BIG VISUAL IMPACT! I started working on the pavement this week. I am using a process that I found on the web over at the Model Railroad Hobbyist Magazine forums. It is a thread called “Modeling Asphalt Roads” started by a gentleman named Steve S. https://model-railroad-hobbyist.com/node/17438 I really like the effect Steve achieved.
This technique is based on two types of foam materials. The first type of foam is used for the base or road bed to build up to tie height. It is simple foam core with the paper backing removed from both sides leaving just the white open cell foam. Removing the paper backing prevents the foam from warping when painted, and allows the foam to be sanded in order to shape the road surface. The second type of foam is foam-rubber “craft foam”. It is readily available at most craft stores in several thicknesses and colors. I use 1mm thick black sheets, approximately 18 by 10 inch.
This craft foam has a special feature that I am counting on to make this scene work; it’s squishy! A big part of this scene composition is the street running trackage. There is quite a bit of rail “buried” in the street. This raises a big concern in regard to flange way clearances need for high quality and reliability of operations. With the paved tracks being at the very front of the scene I want to find the tightest balance I can between the visual and operational aspects. I think craft foam is the answer. With a little testing I observed that I can have very tight clearances, even tighter than NMRA recommendations, without compromising the rail to flange relation due to the “squishiness” of craft foam. Basically an O scale freight car or locomotive has enough heft to push the thin craft foam out of the way!
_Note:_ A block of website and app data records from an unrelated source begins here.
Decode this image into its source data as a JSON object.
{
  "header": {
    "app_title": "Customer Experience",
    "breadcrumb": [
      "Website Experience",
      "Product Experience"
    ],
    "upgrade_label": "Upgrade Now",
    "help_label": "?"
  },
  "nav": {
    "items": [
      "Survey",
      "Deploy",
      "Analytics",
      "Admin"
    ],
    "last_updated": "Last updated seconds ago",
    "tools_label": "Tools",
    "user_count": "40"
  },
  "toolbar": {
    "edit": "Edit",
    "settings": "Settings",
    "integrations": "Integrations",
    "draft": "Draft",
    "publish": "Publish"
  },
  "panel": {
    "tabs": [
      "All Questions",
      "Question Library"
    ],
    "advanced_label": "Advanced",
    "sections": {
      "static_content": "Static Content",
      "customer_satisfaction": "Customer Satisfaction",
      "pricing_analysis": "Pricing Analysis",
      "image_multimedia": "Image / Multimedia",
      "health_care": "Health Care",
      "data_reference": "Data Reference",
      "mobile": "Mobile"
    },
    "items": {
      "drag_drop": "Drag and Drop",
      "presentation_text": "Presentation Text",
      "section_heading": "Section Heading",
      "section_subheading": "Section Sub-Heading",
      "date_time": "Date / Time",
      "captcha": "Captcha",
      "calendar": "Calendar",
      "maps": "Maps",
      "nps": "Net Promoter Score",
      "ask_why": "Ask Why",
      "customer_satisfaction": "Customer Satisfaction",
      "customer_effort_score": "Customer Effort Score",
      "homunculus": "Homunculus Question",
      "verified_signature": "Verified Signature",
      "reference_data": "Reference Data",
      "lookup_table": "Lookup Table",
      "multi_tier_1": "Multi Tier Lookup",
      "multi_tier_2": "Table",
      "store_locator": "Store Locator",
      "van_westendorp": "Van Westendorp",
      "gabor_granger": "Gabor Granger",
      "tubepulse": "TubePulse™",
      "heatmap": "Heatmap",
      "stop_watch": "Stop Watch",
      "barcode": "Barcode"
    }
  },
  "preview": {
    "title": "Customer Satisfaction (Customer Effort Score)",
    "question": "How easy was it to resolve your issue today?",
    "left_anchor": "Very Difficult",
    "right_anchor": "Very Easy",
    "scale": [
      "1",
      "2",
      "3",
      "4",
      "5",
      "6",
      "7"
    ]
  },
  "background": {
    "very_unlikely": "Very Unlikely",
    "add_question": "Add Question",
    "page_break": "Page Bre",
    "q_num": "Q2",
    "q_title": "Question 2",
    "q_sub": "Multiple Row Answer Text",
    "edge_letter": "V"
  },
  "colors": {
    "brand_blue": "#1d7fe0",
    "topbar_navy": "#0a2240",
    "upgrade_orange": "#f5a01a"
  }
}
Over the next few weeks, I’ll further refine the clearances, color, and texture. There is still a ton of work in Mount Union, but I think this is the biggest visual game changer so far!